Data extract:
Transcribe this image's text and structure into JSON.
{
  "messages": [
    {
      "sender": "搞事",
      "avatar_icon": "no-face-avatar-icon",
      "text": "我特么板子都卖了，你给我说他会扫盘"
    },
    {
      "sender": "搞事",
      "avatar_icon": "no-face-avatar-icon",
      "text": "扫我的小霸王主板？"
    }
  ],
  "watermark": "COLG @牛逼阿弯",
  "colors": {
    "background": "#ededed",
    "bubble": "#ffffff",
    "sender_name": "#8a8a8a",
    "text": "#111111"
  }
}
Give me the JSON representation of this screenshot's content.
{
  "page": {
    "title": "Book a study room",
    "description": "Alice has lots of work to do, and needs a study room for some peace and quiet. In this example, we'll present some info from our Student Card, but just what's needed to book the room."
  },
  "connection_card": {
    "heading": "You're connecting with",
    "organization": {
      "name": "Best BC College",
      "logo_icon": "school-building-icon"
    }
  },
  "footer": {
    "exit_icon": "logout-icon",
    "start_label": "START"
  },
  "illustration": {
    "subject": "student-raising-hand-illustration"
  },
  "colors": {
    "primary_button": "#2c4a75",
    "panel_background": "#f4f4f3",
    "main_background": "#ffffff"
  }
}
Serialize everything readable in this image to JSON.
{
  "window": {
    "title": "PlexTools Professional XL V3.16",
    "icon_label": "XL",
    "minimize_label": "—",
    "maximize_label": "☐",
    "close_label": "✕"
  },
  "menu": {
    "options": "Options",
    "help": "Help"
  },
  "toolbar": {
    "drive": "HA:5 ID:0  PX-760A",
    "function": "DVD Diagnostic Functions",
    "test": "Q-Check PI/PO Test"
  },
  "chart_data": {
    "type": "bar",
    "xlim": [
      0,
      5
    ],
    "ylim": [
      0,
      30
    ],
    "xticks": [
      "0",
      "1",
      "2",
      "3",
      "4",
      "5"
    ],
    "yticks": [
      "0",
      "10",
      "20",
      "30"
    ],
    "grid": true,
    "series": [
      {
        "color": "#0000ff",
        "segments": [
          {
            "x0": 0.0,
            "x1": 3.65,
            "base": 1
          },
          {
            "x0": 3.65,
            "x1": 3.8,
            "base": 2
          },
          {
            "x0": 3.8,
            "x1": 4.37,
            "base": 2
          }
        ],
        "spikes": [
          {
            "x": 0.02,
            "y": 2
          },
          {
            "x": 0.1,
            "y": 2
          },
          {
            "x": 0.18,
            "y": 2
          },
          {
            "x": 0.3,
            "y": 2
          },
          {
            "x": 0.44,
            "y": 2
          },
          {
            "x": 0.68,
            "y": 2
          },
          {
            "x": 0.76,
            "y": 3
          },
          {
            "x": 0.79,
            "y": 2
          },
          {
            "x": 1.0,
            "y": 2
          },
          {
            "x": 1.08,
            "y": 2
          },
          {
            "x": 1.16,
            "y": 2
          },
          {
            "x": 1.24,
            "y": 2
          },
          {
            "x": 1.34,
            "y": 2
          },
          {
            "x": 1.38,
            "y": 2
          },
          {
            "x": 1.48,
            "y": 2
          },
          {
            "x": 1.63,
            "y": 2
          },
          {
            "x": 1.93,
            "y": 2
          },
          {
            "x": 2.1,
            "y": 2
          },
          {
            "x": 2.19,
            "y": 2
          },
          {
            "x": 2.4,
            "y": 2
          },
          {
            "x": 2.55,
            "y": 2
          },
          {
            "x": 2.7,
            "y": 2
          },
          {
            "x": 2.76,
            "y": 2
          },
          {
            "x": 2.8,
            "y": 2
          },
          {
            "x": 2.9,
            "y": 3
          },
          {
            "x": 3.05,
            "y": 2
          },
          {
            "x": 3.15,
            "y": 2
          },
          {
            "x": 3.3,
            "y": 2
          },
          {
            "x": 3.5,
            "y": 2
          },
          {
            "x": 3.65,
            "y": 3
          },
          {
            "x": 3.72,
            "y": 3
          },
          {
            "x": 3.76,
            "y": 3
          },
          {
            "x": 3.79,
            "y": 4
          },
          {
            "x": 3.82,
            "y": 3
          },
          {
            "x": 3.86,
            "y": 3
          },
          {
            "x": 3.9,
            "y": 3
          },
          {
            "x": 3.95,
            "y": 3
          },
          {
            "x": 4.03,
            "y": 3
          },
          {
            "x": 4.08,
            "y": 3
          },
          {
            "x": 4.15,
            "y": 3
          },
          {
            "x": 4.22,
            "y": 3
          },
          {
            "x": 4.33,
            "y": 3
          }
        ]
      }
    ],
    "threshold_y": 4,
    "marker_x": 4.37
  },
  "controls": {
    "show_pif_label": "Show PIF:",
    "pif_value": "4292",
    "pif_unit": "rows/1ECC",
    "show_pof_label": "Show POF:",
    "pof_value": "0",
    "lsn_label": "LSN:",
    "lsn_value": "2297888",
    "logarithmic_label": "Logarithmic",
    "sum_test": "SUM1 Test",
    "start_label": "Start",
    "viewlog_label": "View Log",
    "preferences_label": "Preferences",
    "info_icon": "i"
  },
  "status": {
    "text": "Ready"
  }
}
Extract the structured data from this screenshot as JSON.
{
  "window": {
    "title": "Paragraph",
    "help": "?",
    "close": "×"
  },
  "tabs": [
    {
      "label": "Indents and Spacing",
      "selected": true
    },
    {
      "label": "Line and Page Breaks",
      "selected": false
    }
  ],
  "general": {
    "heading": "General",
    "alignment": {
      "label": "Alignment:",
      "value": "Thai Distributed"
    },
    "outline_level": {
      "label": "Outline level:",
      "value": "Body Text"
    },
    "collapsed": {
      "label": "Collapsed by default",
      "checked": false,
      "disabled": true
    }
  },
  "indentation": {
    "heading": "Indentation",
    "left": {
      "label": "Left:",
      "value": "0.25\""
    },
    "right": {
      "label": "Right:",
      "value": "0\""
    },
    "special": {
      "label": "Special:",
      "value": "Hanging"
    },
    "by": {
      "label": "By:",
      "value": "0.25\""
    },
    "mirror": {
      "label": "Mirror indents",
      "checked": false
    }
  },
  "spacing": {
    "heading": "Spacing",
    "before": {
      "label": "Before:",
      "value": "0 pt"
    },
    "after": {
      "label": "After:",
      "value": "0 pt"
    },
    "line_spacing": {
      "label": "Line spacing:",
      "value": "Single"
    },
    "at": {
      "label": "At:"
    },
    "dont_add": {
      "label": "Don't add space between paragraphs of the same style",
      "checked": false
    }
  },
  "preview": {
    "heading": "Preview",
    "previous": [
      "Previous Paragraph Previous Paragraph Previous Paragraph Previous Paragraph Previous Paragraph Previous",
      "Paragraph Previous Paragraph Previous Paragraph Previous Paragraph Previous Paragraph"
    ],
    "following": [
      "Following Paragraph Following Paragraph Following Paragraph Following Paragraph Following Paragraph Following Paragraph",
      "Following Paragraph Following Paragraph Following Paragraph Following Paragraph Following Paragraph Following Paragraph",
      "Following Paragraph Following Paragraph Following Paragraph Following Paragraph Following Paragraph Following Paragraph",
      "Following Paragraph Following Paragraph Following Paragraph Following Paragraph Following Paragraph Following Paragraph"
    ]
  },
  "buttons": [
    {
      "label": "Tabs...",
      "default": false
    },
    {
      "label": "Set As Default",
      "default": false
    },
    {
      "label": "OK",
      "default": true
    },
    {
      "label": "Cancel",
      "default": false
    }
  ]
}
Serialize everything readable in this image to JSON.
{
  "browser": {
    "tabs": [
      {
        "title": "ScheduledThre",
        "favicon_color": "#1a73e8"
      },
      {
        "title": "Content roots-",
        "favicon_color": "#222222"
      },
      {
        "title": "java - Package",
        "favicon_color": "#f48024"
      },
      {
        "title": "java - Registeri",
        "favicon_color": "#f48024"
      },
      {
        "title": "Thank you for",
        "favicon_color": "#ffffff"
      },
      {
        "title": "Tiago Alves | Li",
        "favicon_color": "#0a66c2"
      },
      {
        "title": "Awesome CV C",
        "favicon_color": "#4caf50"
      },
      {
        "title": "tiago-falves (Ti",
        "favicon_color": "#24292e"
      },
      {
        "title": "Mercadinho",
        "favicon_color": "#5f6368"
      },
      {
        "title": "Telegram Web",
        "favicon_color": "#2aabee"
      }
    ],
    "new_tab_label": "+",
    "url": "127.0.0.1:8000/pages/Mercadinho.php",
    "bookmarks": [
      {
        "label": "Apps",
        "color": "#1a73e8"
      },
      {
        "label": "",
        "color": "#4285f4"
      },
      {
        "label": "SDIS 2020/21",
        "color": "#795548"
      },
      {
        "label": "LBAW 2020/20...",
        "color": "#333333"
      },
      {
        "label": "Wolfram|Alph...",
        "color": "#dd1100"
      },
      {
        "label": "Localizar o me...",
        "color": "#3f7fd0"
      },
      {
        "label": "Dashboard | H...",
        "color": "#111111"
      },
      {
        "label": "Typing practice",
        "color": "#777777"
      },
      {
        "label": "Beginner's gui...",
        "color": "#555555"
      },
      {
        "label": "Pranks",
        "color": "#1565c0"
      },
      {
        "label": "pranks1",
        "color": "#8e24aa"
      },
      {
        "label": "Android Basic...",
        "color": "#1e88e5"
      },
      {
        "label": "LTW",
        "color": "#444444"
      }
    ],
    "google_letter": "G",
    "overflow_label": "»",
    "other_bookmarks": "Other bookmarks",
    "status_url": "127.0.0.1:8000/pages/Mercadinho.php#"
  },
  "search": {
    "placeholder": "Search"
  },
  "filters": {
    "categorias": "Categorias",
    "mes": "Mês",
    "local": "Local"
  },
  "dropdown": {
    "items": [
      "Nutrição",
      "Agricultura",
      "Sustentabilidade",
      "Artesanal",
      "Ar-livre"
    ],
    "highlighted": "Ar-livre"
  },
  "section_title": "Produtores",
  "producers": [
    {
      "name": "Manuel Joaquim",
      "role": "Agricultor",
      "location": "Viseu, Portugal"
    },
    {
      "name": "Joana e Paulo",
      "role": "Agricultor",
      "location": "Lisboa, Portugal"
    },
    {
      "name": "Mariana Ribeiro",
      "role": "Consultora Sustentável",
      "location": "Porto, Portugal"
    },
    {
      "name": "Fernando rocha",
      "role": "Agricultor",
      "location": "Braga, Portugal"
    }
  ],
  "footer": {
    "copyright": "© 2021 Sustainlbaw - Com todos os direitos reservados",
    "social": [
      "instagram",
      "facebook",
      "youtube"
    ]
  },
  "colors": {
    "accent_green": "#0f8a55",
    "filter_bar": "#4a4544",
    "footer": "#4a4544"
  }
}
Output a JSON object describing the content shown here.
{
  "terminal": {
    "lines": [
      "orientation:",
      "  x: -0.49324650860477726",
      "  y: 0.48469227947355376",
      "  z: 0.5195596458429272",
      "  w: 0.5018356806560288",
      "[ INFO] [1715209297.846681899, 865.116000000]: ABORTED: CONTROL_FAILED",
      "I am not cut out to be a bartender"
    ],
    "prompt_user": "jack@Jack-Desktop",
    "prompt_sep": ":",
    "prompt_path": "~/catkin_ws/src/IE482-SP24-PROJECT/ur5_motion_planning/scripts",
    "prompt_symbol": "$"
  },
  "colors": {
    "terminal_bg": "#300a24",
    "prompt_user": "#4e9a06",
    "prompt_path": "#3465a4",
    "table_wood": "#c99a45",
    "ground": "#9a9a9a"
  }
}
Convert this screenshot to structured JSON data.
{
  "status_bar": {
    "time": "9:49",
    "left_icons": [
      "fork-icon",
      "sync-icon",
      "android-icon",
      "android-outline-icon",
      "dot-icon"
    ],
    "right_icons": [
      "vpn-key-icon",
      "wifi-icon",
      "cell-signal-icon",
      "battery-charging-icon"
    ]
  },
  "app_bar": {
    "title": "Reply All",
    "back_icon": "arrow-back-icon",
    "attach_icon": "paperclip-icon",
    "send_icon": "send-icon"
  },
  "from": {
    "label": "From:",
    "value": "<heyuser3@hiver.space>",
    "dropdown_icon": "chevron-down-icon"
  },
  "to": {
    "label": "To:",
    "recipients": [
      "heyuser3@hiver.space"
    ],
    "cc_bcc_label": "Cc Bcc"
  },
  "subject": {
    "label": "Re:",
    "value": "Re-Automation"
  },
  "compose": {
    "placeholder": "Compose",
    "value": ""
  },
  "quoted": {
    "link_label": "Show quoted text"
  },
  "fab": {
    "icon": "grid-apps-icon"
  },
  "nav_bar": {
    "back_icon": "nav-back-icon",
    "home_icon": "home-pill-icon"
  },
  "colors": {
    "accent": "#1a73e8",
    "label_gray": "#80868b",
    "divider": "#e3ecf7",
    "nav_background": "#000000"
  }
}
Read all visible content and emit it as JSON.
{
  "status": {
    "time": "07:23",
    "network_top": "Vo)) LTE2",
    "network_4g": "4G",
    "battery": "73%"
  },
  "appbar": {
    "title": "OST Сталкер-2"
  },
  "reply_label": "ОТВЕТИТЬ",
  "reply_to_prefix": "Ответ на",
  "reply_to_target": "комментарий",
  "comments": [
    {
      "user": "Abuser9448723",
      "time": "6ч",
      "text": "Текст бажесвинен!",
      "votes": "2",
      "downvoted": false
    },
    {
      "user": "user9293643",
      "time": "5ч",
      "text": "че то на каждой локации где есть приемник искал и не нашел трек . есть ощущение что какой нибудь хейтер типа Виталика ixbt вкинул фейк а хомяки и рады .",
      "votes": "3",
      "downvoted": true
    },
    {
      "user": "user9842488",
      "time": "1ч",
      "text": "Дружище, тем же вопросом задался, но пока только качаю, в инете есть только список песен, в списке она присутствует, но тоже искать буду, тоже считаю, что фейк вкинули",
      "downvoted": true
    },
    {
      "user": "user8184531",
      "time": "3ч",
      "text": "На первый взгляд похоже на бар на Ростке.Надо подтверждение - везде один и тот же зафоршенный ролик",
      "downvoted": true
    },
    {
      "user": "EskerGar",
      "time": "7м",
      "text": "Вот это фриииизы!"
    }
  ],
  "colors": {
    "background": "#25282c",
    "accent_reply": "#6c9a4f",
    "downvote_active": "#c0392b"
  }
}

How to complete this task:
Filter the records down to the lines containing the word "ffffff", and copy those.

Your solution:
    "bubble": "#ffffff",
    "main_background": "#ffffff"
        "favicon_color": "#ffffff"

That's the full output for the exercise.